[[ MATERIALS PROVIDED, beginning ]]

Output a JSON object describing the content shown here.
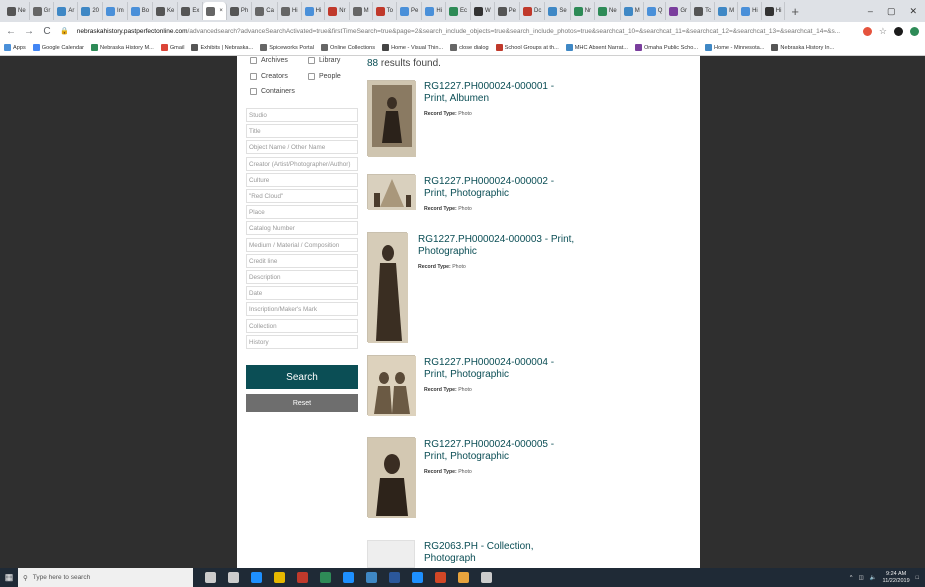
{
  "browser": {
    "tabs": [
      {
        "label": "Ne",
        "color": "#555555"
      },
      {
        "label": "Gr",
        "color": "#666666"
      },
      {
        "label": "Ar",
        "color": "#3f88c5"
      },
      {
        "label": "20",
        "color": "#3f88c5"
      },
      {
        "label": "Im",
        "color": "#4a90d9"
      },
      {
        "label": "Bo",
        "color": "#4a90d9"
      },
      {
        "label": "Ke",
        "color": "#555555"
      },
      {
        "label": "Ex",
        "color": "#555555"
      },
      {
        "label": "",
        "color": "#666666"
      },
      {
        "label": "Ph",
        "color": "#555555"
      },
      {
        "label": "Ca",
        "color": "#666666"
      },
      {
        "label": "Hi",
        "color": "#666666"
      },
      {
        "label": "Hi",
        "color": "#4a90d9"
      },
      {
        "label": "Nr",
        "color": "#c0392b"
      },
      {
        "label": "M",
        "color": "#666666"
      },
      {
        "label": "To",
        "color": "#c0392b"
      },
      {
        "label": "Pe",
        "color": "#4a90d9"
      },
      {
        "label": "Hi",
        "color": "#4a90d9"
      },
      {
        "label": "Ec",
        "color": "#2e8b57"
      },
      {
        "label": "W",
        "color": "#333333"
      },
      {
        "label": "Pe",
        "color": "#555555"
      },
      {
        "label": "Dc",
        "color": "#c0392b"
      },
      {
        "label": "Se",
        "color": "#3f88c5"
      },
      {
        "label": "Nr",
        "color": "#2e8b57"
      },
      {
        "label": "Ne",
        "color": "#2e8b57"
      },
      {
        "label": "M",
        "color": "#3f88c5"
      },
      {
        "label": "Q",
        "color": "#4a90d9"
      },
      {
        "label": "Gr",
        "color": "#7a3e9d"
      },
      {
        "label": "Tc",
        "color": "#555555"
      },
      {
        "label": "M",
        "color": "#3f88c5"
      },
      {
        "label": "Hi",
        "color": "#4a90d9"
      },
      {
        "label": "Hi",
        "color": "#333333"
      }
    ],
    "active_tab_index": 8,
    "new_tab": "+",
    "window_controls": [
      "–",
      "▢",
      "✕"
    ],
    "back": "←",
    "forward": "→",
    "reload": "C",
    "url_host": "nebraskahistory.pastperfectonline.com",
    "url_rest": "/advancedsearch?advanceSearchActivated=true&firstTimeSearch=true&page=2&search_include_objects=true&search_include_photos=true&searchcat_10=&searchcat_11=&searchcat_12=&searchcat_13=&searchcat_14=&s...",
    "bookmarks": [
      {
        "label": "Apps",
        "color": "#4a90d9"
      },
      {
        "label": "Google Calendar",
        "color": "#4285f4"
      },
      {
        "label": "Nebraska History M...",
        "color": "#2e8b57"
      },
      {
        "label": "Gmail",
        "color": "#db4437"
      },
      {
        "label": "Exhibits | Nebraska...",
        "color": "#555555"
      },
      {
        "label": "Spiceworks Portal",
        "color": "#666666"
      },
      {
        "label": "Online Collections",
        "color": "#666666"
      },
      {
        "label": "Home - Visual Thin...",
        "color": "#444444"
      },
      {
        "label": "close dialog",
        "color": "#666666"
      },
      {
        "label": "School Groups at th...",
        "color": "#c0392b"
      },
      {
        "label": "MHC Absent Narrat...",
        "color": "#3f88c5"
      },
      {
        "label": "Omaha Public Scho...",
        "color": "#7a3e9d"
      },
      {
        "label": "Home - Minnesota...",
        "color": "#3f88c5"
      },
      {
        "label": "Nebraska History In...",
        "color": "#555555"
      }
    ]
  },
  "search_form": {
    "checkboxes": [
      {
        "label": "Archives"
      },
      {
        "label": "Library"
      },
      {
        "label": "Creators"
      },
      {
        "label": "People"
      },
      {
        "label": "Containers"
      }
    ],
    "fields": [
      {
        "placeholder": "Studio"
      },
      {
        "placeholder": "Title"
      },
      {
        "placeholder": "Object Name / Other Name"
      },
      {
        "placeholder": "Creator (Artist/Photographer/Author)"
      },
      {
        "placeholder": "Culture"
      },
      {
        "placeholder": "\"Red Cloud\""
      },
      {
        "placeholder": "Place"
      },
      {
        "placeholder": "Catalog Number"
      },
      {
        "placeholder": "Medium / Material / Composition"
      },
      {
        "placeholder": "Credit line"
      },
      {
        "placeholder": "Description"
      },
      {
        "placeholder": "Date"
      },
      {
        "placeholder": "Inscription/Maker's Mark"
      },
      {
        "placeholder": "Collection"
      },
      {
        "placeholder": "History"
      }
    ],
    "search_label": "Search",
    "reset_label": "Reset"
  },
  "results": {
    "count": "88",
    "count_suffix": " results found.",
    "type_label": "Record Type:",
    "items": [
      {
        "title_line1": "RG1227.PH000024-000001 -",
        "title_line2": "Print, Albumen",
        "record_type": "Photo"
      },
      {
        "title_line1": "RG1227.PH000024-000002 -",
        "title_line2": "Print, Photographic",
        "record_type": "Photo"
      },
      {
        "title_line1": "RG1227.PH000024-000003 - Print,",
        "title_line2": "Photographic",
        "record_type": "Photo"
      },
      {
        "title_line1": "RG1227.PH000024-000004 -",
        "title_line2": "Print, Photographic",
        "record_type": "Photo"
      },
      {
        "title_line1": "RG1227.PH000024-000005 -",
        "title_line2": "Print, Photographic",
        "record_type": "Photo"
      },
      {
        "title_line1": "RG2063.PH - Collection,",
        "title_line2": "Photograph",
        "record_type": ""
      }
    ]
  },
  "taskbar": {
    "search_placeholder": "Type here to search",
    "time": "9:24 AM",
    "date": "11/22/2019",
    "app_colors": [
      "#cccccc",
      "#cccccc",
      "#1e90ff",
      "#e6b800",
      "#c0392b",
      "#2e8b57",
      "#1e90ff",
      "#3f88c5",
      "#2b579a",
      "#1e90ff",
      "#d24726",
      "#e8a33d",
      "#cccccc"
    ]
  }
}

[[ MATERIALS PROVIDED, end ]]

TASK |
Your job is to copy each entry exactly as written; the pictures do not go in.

RESULT |
Output a JSON object describing the content shown here.
{
  "browser": {
    "tabs": [
      {
        "label": "Ne",
        "color": "#555555"
      },
      {
        "label": "Gr",
        "color": "#666666"
      },
      {
        "label": "Ar",
        "color": "#3f88c5"
      },
      {
        "label": "20",
        "color": "#3f88c5"
      },
      {
        "label": "Im",
        "color": "#4a90d9"
      },
      {
        "label": "Bo",
        "color": "#4a90d9"
      },
      {
        "label": "Ke",
        "color": "#555555"
      },
      {
        "label": "Ex",
        "color": "#555555"
      },
      {
        "label": "",
        "color": "#666666"
      },
      {
        "label": "Ph",
        "color": "#555555"
      },
      {
        "label": "Ca",
        "color": "#666666"
      },
      {
        "label": "Hi",
        "color": "#666666"
      },
      {
        "label": "Hi",
        "color": "#4a90d9"
      },
      {
        "label": "Nr",
        "color": "#c0392b"
      },
      {
        "label": "M",
        "color": "#666666"
      },
      {
        "label": "To",
        "color": "#c0392b"
      },
      {
        "label": "Pe",
        "color": "#4a90d9"
      },
      {
        "label": "Hi",
        "color": "#4a90d9"
      },
      {
        "label": "Ec",
        "color": "#2e8b57"
      },
      {
        "label": "W",
        "color": "#333333"
      },
      {
        "label": "Pe",
        "color": "#555555"
      },
      {
        "label": "Dc",
        "color": "#c0392b"
      },
      {
        "label": "Se",
        "color": "#3f88c5"
      },
      {
        "label": "Nr",
        "color": "#2e8b57"
      },
      {
        "label": "Ne",
        "color": "#2e8b57"
      },
      {
        "label": "M",
        "color": "#3f88c5"
      },
      {
        "label": "Q",
        "color": "#4a90d9"
      },
      {
        "label": "Gr",
        "color": "#7a3e9d"
      },
      {
        "label": "Tc",
        "color": "#555555"
      },
      {
        "label": "M",
        "color": "#3f88c5"
      },
      {
        "label": "Hi",
        "color": "#4a90d9"
      },
      {
        "label": "Hi",
        "color": "#333333"
      }
    ],
    "active_tab_index": 8,
    "new_tab": "+",
    "window_controls": [
      "–",
      "▢",
      "✕"
    ],
    "back": "←",
    "forward": "→",
    "reload": "C",
    "url_host": "nebraskahistory.pastperfectonline.com",
    "url_rest": "/advancedsearch?advanceSearchActivated=true&firstTimeSearch=true&page=2&search_include_objects=true&search_include_photos=true&searchcat_10=&searchcat_11=&searchcat_12=&searchcat_13=&searchcat_14=&s...",
    "bookmarks": [
      {
        "label": "Apps",
        "color": "#4a90d9"
      },
      {
        "label": "Google Calendar",
        "color": "#4285f4"
      },
      {
        "label": "Nebraska History M...",
        "color": "#2e8b57"
      },
      {
        "label": "Gmail",
        "color": "#db4437"
      },
      {
        "label": "Exhibits | Nebraska...",
        "color": "#555555"
      },
      {
        "label": "Spiceworks Portal",
        "color": "#666666"
      },
      {
        "label": "Online Collections",
        "color": "#666666"
      },
      {
        "label": "Home - Visual Thin...",
        "color": "#444444"
      },
      {
        "label": "close dialog",
        "color": "#666666"
      },
      {
        "label": "School Groups at th...",
        "color": "#c0392b"
      },
      {
        "label": "MHC Absent Narrat...",
        "color": "#3f88c5"
      },
      {
        "label": "Omaha Public Scho...",
        "color": "#7a3e9d"
      },
      {
        "label": "Home - Minnesota...",
        "color": "#3f88c5"
      },
      {
        "label": "Nebraska History In...",
        "color": "#555555"
      }
    ]
  },
  "search_form": {
    "checkboxes": [
      {
        "label": "Archives"
      },
      {
        "label": "Library"
      },
      {
        "label": "Creators"
      },
      {
        "label": "People"
      },
      {
        "label": "Containers"
      }
    ],
    "fields": [
      {
        "placeholder": "Studio"
      },
      {
        "placeholder": "Title"
      },
      {
        "placeholder": "Object Name / Other Name"
      },
      {
        "placeholder": "Creator (Artist/Photographer/Author)"
      },
      {
        "placeholder": "Culture"
      },
      {
        "placeholder": "\"Red Cloud\""
      },
      {
        "placeholder": "Place"
      },
      {
        "placeholder": "Catalog Number"
      },
      {
        "placeholder": "Medium / Material / Composition"
      },
      {
        "placeholder": "Credit line"
      },
      {
        "placeholder": "Description"
      },
      {
        "placeholder": "Date"
      },
      {
        "placeholder": "Inscription/Maker's Mark"
      },
      {
        "placeholder": "Collection"
      },
      {
        "placeholder": "History"
      }
    ],
    "search_label": "Search",
    "reset_label": "Reset"
  },
  "results": {
    "count": "88",
    "count_suffix": " results found.",
    "type_label": "Record Type:",
    "items": [
      {
        "title_line1": "RG1227.PH000024-000001 -",
        "title_line2": "Print, Albumen",
        "record_type": "Photo"
      },
      {
        "title_line1": "RG1227.PH000024-000002 -",
        "title_line2": "Print, Photographic",
        "record_type": "Photo"
      },
      {
        "title_line1": "RG1227.PH000024-000003 - Print,",
        "title_line2": "Photographic",
        "record_type": "Photo"
      },
      {
        "title_line1": "RG1227.PH000024-000004 -",
        "title_line2": "Print, Photographic",
        "record_type": "Photo"
      },
      {
        "title_line1": "RG1227.PH000024-000005 -",
        "title_line2": "Print, Photographic",
        "record_type": "Photo"
      },
      {
        "title_line1": "RG2063.PH - Collection,",
        "title_line2": "Photograph",
        "record_type": ""
      }
    ]
  },
  "taskbar": {
    "search_placeholder": "Type here to search",
    "time": "9:24 AM",
    "date": "11/22/2019",
    "app_colors": [
      "#cccccc",
      "#cccccc",
      "#1e90ff",
      "#e6b800",
      "#c0392b",
      "#2e8b57",
      "#1e90ff",
      "#3f88c5",
      "#2b579a",
      "#1e90ff",
      "#d24726",
      "#e8a33d",
      "#cccccc"
    ]
  }
}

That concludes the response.